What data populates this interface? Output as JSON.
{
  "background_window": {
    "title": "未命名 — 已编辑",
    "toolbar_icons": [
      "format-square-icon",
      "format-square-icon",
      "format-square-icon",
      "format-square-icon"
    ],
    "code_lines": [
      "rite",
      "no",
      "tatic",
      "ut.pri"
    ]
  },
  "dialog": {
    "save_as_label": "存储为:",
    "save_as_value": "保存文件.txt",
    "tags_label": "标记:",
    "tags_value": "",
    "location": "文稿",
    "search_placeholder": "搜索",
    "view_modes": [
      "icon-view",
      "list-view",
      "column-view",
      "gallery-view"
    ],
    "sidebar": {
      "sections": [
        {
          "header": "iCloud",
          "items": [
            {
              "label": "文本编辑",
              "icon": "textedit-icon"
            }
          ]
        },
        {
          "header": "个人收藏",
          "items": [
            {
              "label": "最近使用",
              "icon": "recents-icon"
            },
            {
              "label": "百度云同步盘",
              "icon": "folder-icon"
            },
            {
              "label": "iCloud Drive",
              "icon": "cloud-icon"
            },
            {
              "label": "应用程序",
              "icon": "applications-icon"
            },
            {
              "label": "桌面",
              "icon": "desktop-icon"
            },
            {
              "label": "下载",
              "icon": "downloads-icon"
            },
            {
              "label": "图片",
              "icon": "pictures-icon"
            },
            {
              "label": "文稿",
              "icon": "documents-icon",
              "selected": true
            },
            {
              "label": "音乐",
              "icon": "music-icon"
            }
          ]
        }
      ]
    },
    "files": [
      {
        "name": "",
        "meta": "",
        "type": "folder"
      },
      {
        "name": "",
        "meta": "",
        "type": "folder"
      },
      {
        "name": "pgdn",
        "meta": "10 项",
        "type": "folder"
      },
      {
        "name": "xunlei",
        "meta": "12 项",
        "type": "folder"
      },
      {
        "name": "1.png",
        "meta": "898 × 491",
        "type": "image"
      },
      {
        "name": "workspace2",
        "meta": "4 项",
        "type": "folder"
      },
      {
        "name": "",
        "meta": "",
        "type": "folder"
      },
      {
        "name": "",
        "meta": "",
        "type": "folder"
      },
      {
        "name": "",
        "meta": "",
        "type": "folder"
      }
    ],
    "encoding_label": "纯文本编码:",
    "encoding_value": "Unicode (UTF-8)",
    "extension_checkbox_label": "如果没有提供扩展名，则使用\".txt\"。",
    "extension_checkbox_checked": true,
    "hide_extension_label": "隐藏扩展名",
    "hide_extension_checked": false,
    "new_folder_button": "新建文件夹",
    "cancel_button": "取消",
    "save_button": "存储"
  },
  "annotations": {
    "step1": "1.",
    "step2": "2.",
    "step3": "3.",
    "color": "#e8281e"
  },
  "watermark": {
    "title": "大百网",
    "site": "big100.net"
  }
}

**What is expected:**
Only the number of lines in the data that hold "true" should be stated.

**Reply:**
2